By: Darren Dunn, Chemical Regulatory Consultant


Proposition 65 (Prop 65) is a law in California that was passed in 1986.  The aim of Proposition 65 is to protect drinking water sources and prevent exposure to chemicals that cause cancer and birth defects. The law contains two main regulations. Firstly, this Act prevents businesses from knowingly releasing Proposition 65 listed chemicals into sources of drinking water. Secondly, the regulation forbids businesses from knowingly exposing people to these dangerous chemicals without providing a clear and concise warning.


Since its passing in 1986,  Proposition 65 has caused the reformulation of many consumer products.
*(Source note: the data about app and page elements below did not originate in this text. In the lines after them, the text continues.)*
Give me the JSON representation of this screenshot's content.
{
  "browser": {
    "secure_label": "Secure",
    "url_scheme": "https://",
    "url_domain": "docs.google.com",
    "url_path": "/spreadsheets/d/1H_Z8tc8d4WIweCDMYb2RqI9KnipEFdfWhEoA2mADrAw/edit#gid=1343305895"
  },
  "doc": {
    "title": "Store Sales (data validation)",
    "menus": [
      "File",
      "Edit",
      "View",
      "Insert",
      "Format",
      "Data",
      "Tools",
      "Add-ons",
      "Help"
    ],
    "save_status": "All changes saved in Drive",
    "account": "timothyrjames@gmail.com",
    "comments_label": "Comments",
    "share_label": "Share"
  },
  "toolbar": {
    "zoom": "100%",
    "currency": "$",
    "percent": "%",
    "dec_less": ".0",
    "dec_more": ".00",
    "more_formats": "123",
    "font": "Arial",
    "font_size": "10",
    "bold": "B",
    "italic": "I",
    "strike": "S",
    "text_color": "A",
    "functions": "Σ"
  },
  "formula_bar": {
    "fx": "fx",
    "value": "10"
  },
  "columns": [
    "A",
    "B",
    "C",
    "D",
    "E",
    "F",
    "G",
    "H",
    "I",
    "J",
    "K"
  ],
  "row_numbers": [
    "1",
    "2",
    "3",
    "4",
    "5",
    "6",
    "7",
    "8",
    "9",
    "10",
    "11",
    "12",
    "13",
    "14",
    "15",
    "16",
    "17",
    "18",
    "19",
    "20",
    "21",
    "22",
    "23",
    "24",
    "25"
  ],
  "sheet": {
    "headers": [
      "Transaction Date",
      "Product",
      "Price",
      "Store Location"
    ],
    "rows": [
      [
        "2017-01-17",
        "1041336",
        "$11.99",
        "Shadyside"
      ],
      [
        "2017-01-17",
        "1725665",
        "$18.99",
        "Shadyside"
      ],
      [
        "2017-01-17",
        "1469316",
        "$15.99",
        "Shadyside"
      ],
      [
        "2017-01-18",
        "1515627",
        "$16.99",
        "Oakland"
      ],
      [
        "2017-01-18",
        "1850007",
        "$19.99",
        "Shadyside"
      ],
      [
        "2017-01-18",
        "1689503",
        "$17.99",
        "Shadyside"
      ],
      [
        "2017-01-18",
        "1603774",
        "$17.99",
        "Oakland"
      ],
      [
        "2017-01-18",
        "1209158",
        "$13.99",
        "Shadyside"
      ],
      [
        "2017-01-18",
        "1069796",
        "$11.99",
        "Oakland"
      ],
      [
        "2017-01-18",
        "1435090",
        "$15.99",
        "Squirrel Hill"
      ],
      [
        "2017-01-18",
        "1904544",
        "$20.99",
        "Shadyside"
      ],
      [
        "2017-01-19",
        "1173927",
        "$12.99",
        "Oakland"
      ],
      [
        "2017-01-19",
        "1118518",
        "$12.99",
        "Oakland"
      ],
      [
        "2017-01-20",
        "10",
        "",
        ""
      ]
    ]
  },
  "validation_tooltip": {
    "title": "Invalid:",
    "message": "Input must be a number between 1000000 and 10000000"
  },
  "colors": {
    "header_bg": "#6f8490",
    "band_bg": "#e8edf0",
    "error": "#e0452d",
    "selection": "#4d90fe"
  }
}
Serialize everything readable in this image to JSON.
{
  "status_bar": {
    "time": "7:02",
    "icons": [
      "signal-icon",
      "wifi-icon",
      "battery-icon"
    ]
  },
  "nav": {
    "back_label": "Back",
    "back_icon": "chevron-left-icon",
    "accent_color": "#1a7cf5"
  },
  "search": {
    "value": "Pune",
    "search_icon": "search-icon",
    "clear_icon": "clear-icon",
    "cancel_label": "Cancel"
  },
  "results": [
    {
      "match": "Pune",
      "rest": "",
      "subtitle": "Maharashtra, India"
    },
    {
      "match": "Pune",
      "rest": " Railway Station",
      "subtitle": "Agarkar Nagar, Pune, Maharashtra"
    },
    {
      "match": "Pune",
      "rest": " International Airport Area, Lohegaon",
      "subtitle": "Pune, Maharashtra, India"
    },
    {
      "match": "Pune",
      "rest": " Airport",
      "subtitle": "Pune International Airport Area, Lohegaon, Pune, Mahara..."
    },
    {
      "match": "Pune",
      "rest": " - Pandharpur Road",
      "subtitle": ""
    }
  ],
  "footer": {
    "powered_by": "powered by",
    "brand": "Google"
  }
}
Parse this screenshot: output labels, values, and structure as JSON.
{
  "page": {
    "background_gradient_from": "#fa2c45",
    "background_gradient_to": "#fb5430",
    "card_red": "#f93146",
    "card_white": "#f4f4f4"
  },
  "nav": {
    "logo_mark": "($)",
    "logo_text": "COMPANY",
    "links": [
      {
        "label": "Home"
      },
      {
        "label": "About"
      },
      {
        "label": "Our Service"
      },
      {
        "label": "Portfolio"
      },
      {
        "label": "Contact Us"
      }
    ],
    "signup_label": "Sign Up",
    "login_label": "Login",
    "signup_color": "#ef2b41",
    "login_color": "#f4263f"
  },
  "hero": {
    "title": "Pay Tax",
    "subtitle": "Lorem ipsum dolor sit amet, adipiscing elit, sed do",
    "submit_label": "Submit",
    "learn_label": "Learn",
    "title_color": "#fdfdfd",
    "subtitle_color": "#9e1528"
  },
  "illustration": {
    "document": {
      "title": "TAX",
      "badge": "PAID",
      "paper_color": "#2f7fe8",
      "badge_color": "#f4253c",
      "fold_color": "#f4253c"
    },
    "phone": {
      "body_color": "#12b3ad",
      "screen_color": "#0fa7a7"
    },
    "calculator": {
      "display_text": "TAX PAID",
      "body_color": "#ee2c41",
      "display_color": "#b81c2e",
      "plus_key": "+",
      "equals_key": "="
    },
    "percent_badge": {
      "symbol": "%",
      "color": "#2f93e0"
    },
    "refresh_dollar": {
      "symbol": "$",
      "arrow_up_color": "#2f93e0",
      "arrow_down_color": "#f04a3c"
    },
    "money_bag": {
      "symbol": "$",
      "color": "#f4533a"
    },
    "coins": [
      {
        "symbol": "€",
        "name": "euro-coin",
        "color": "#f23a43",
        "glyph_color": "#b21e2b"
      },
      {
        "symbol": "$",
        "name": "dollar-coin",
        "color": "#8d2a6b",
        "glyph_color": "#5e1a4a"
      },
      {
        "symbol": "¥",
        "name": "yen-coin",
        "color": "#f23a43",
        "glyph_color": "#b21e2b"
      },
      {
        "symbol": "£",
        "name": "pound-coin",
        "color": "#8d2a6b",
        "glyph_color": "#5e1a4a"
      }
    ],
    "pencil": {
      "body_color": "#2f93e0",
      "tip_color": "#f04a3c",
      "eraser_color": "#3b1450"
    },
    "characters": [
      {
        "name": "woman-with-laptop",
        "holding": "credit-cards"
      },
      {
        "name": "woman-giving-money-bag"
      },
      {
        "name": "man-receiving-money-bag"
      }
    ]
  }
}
The reformulations set out to eliminate toxic chemicals covered by Proposition 65, meaning these products would not have to bare a warning under the provisions of the Act.  A full list of chemicals considered to cause cancer and birth defects is set out by the Office of Environmental Health Hazard Assessment and can be found here. Chemicals are added and removed from this list as scientific data becomes available about certain ingredients.


If a product contains a Prop 65 chemical above the registered safety limits than a warning label must be applied to the product. A typical warning is as follows:


            WARNING: This product contains chemicals known to the State of California to cause   cancer and birth defects or other reproductive harm.


Legislation states that the wording of the warning can be changed if necessary, so long as it communicates what type of harm the chemicals in the product causes (cancer, birth defects, or reproductive).


Although the overall purpose of Proposition 65 is to protect consumers from hazardous chemicals, there has been controversy surrounding the regulation. In recent years, the laws regulations have been abused in such a way that it has had a negative effect on California’s economy.  The regulations include a private right of action; this means that anyone from the public, whether or not they have been harmed, can sue a business if they are not complying with the proposition.  This has lead to many small businesses, such as restaurants and coffee shops, having to pay large fines for not having Proposition 65 related signs in their restaurants.  The goal of the Act was to limit the exposure of carcinogenic ingredients, and prevent large corporations from selling harmful products, not to lay hefty fines on local restaurants. However, as of February 2013, AB 227 was passed as a way to eliminate these large fines for small businesses.  This bill allows small business owners who have received a notice of violation of the Act a 14 day grace period to reach compliance. It also requires them to pay a much smaller fine.


If you have any questions regarding Prop 65 compliance, please contact Nexreg.